The fee listed as “our fee” is the exchange rate which is based upon the mid-market rate. The mid-market rate is the midpoint between demand and supply for a currency. According to TransferWise, the mid-market rate is is considered the fairest exchange rate.
In the example above, the fee of $6.96 is deducted from the amount being transferred. Meaning your recipient before the actual exchange is getting $993.04. Converted to Euros, the recipient gets €855.16.
You may have to negotiate with the person you are sending money to as to who pays the fee. While $6.96 is very little money, it can add up quickly if you send money on a regular basis.
A typical transfer from USD to EUR takes about 48 hours to complete. TransferWise will keep you updated via email as to an estimated time of deposit.
The only negative of the TransferWise service is the recipient of funds is left in the dark as to when to expect the funds to arrive in their bank account.
From my experience, the person I am sending funds to has yet to receive an email from TransferWise.

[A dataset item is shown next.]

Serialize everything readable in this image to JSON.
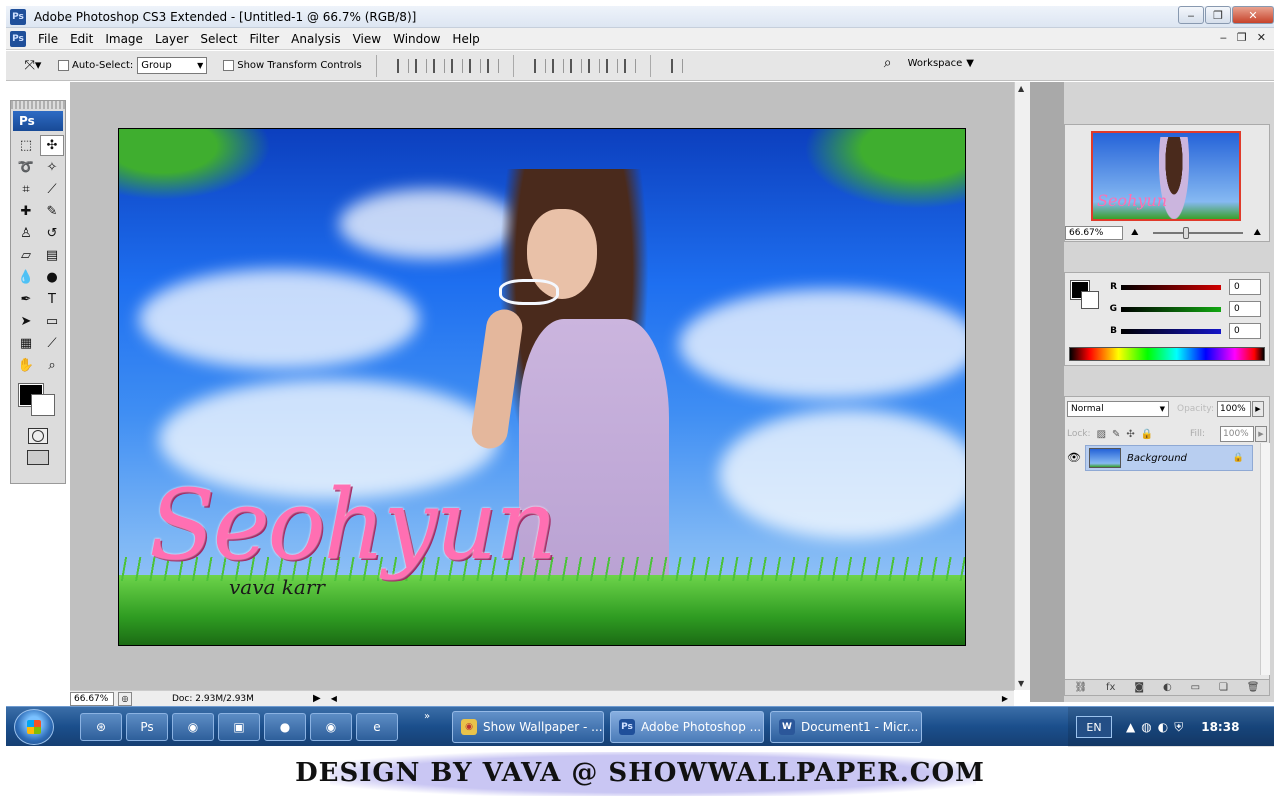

The recipient’s email address is part of the information TransferWise collects from you during the transfer process, so I am not sure why an email is not sent to the recipient.
It will be up to you to keep the person receiving funds updated as to the status of the transfer.
A TransferWise account can be created in a matter of minutes. The person you are sending funds to does not need to create an account.
TransferWise currently allows you to send money to over 72 countries, including all of Europe.
If you do decide to use TransferWise, start with a few small transactions. Trustpilot rates TransferWise 9.1/10 out of a total of 46,695 reviews. As with all review sites, it’s a good idea to do some digging, to see how users on other sites rate TransferWise.
TransferWise has recently begun promoting what they call a borderless account. It lets you hold over 40 different currencies, allowing you to send money overseas or withdraw money using a TransferWise debit Mastercard. You pay only a small conversion fee when you convert your money – typically between 0.35% and 2%.
As of this writing, the U.S. version of the Mastercard is available in 47 states by joining the waitlist.
Worth Checking Out
During the course of writing this article, I discovered Veem, a San Francisco based fintech service backed by Google Ventures. Veem allows businesses to send (and request) money in 95+ countries.
I have not personally used Veem so I can’t vouch for the service however at first glance it looks to be even cheaper than TransferWise for international transfers. In fact, according to the website you can send up to 20 international payments for no fee.
If you want the business you are sending money to wants to receive USD, rather than local currency, there is a $20 fee.
From past experience, especially in South America, the USD is preferred over the local currency. A currency that has a poor exchange rate with the USD may make the $20 fee a negligible amount.